(Words of Mormon 1:4)

Mormon, looking back with some centuries, was able to see many of the events that the small plates prophesied of came to pass. This wasn’t just pleasing in and of itself, but was added reassurance that the events it prophesied of that went beyond his era would also come to pass. As I read this, I reflected on those times in my life where the spirit has shown me something which would happen, or where I’ve seen prophecy fulfilled, and how remembering such experiences can build our confidence and trust in God’s promises that are yet to happen.

I also can’t finish without quoting a bit of verse 11, since it touches on one of the recurring themes in this blog:

… And I know that they will be preserved; for there are great things written upon them, out of which my people and their brethren shall be judged at the great and last day, according to the word of God which is written.

One of the standards by which we shall be judged in the final judgment is by the contents of the scriptural books, including the Book of Mormon, those things which are “the word of God which is written”. Now this is not our initial relationship with those books: when any of us come into contact with the books of scripture for the first time, we are left to judge and determine whether they are true and correct and from God. But when we gain a testimony or a witness that they are, then that relationship changes. Then they become a standard against which we are to measure our lives and our understanding, and we are out of sync with the contents of holy writ, then it is our understanding or conduct that we need to give urgent consideration to changing.

“The word of God which is written” is not the sum total of that which we shall be judged by, of course: God continues to reveal more, some generally – some of which is added to the written word, for his word never ends – and much personally, for we all need a living connection with God. But that portion which God has caused to be recorded and sent forth is important, and will be raised as a witness for or against us. This is a message the Book of Mormon repeats on several occasions and it is one we need today, for so many of the approaches to scripture that find favour today reverse that proper relationship. They sift through the contents of scripture, affirming that which they already believe, but discarding whatever is uncomfortable or which they do not understand. Such approaches place the reader into the position of judge and the scriptures as judged. They assume the modern scholar already has greater access to the mind of God, and knows it better than the word of God.

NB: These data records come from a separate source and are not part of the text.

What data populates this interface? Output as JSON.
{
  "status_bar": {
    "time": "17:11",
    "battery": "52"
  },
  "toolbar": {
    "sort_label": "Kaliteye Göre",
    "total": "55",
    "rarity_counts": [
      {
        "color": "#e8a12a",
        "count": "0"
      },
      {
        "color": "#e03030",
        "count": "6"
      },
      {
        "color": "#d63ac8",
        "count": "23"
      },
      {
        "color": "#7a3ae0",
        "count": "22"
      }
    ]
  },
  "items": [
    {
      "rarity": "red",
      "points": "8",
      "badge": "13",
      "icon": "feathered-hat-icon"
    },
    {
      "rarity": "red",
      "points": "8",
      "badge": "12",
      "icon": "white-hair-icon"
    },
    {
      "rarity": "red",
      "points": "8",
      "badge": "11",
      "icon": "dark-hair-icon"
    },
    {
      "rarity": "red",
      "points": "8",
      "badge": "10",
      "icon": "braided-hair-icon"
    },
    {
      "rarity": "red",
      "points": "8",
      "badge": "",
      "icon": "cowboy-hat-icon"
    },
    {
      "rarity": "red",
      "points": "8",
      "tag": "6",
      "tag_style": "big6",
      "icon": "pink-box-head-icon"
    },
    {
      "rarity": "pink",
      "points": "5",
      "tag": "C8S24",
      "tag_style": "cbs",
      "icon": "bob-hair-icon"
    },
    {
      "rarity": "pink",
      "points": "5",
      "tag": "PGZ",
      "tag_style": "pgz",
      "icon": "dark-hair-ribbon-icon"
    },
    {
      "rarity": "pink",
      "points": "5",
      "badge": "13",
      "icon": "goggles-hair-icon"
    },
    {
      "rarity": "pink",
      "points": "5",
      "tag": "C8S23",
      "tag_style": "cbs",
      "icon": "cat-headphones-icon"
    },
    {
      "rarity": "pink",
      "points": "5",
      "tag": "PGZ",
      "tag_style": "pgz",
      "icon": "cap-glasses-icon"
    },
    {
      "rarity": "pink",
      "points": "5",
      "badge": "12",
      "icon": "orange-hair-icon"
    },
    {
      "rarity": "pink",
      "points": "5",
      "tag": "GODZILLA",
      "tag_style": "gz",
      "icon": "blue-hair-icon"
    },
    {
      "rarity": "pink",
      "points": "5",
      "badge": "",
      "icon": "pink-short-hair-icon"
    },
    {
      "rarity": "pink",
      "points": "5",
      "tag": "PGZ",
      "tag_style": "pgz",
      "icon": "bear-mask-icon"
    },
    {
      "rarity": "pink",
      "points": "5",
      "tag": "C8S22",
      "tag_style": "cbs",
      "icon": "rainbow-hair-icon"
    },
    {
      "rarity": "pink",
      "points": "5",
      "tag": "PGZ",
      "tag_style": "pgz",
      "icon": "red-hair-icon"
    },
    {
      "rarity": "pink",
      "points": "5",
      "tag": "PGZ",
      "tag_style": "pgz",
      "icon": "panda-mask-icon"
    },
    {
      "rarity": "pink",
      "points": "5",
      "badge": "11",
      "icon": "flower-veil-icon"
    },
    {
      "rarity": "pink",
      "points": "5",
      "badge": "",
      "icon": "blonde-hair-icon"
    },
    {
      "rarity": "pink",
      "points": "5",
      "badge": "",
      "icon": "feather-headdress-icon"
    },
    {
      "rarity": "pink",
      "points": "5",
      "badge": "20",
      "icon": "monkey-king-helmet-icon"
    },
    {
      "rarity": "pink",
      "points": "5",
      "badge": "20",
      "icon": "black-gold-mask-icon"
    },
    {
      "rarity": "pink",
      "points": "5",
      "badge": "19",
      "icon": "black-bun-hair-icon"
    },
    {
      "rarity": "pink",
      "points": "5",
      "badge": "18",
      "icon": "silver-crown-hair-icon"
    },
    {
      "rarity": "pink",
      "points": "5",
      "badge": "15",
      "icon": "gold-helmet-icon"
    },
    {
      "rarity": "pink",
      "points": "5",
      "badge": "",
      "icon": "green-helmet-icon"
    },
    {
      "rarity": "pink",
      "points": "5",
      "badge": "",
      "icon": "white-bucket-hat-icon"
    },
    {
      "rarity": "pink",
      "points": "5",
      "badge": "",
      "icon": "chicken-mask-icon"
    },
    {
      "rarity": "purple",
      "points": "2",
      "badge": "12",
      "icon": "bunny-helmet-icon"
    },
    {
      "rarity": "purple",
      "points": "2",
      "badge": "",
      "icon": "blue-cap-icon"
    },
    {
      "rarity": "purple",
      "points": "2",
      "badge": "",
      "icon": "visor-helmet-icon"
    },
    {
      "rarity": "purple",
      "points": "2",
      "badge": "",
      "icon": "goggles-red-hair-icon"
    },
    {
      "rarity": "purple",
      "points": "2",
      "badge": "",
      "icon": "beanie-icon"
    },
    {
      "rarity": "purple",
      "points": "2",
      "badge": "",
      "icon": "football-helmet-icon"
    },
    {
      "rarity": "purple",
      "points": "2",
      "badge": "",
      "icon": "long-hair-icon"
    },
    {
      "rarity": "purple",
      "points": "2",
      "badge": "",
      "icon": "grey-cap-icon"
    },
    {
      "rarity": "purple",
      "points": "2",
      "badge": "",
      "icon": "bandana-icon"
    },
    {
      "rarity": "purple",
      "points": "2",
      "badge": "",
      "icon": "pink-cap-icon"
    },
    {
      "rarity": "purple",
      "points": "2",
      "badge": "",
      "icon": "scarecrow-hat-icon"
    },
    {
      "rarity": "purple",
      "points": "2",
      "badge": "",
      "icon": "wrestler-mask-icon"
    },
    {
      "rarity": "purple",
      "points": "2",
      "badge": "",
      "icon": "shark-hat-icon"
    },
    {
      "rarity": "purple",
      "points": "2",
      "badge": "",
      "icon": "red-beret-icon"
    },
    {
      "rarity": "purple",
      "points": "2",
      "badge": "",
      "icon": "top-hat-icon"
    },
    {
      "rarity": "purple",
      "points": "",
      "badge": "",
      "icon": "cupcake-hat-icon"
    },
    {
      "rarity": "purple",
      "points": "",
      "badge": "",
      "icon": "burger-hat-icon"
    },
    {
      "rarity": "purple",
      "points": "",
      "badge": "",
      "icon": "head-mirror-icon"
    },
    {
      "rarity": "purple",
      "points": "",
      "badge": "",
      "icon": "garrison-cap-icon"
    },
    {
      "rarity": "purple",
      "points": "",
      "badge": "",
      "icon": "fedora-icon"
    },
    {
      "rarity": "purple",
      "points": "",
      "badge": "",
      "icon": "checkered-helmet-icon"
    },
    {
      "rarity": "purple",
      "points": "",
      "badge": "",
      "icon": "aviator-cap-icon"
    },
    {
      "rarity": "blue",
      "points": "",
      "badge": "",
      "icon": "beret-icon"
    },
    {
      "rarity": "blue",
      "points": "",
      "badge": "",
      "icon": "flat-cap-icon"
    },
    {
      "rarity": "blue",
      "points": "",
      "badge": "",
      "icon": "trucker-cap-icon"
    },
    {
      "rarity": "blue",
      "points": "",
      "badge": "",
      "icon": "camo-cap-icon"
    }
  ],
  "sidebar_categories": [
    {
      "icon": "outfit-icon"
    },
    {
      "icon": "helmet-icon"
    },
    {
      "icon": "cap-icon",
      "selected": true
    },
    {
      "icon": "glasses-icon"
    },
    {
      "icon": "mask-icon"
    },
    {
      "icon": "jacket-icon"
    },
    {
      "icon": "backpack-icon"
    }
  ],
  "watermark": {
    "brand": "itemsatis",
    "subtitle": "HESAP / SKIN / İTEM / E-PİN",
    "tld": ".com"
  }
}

Yet we shall find, as the Book of Mormon teaches, that at the great and last day that our own mind will not be the measuring rod by which we shall be judged. But the scriptures shall be. There is much for us to learn, much that God has yet to reveal to us, and much for us to learn from the things that he has already revealed to us. If we approach the scriptures in humility, prepared to let our ideas and lives be challenged and even judged by his word, we may be surprised at what we can learn if we do not discard his word.